-- Your instructions --
Anywhere the string "name" shows up in the listing below, copy the line it is in.

-- Provided records --
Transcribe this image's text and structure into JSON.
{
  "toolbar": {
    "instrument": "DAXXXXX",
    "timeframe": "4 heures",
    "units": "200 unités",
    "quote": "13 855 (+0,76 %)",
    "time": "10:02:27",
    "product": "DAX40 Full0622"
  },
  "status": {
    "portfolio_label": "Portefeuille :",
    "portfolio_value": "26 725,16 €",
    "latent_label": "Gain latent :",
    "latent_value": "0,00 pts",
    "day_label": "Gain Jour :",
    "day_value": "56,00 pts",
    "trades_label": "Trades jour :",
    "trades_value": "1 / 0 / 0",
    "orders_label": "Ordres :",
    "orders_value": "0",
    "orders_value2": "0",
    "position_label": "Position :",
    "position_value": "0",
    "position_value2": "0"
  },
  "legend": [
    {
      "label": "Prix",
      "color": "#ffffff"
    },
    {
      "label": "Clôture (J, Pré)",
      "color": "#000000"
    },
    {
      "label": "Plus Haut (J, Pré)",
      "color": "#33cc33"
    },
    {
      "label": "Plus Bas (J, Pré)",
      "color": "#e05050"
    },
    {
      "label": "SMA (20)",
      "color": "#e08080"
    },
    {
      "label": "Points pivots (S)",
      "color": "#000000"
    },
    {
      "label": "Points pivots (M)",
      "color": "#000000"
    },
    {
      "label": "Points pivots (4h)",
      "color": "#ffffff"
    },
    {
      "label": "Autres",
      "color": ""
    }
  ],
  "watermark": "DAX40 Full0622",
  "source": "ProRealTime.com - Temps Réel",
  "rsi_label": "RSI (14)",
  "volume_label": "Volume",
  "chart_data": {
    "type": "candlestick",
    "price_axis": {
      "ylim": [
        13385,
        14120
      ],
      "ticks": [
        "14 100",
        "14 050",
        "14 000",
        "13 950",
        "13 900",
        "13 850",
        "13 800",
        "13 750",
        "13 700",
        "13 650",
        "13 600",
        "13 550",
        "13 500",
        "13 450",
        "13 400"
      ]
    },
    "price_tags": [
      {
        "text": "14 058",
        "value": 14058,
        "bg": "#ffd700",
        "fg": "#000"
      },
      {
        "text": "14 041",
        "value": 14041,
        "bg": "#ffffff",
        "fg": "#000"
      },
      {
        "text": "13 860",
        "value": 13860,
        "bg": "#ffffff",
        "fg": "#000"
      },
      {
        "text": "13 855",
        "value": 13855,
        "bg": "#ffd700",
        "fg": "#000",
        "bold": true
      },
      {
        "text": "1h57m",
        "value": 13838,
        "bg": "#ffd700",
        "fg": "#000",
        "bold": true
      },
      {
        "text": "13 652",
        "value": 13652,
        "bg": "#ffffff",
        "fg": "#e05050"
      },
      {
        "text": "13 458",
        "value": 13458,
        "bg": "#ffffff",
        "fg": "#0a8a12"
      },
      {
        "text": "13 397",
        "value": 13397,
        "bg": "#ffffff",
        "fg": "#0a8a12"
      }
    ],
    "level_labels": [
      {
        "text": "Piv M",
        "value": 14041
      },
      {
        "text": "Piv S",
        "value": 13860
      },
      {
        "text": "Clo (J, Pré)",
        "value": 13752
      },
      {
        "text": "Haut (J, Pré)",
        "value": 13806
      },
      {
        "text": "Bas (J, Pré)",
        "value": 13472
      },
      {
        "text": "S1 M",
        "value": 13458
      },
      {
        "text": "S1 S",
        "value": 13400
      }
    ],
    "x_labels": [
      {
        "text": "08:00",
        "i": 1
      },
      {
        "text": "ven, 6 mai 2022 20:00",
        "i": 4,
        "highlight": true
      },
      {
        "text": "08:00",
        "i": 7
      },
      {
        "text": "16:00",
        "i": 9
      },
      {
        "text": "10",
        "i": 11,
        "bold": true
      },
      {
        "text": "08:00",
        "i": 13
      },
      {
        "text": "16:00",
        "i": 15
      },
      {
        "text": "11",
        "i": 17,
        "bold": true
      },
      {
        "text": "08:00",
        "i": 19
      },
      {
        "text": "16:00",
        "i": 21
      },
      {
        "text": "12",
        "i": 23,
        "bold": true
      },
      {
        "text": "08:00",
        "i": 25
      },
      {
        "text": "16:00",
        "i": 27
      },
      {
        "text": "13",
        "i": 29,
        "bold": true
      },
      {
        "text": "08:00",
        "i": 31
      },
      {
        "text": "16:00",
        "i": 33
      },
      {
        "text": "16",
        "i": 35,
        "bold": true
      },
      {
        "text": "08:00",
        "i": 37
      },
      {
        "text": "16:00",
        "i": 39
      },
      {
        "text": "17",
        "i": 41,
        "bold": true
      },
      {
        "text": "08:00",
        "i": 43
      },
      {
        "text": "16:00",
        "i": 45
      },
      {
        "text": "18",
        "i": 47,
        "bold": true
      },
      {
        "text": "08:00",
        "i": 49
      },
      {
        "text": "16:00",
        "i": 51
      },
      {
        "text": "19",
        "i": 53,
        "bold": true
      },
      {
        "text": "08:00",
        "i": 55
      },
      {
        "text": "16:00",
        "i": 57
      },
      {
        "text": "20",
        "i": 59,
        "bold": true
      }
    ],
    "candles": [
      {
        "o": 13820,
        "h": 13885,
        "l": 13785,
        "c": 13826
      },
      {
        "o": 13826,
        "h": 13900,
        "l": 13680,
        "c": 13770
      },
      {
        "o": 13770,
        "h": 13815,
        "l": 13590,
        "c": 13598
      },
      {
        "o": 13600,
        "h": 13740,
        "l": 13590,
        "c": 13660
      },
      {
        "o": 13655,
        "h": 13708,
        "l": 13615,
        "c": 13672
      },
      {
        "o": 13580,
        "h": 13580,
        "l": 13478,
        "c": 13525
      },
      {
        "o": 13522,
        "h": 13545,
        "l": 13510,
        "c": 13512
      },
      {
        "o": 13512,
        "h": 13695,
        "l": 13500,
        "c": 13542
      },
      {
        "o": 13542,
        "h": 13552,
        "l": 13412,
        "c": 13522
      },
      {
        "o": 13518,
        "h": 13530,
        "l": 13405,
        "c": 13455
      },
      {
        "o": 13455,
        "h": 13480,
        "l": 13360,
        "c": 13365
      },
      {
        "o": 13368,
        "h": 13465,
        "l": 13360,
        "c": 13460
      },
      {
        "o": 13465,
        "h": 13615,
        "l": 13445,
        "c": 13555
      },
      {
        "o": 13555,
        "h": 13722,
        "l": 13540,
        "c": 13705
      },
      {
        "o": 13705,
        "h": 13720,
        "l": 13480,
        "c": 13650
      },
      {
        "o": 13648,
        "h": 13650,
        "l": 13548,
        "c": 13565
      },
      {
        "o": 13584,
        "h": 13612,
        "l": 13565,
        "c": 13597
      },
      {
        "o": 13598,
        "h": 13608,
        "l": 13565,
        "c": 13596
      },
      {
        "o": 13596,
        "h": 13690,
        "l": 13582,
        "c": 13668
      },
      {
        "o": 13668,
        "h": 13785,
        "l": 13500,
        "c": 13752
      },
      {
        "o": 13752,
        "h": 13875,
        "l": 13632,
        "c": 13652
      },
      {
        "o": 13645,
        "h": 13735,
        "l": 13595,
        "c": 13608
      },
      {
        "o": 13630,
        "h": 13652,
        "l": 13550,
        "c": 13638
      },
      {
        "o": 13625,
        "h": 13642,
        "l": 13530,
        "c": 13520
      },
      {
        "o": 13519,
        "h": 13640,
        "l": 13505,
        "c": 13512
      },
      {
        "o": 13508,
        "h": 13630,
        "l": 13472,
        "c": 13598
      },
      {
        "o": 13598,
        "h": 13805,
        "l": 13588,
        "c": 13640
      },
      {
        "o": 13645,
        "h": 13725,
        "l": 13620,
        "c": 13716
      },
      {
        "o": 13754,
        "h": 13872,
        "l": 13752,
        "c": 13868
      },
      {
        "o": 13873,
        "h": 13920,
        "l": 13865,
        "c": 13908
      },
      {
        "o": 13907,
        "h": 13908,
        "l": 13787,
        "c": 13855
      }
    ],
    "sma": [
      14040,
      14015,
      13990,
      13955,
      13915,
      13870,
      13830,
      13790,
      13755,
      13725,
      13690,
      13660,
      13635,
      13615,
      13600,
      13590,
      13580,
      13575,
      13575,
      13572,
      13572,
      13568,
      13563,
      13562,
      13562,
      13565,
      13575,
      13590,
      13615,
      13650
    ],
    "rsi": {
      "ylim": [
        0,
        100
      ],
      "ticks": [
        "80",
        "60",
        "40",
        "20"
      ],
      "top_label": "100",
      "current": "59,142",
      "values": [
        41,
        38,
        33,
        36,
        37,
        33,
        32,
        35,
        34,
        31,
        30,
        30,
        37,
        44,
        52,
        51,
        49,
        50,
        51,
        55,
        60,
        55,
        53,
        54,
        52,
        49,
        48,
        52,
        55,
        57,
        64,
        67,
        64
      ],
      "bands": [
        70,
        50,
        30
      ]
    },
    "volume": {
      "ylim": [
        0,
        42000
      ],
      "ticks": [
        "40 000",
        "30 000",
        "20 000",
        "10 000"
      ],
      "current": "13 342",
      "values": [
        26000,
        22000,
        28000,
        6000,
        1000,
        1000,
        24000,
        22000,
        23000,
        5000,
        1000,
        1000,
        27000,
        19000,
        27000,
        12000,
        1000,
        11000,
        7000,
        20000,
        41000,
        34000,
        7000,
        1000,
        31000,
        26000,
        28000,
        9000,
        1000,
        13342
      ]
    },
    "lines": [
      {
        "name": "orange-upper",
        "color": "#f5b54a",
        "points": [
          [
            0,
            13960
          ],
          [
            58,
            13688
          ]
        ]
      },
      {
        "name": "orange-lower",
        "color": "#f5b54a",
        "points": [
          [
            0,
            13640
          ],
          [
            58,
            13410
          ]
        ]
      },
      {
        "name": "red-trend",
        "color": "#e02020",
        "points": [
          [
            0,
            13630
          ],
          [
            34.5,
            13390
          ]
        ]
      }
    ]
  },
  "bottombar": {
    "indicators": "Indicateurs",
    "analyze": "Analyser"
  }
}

-- Solution --
        "name": "orange-upper",
        "name": "orange-lower",
        "name": "red-trend",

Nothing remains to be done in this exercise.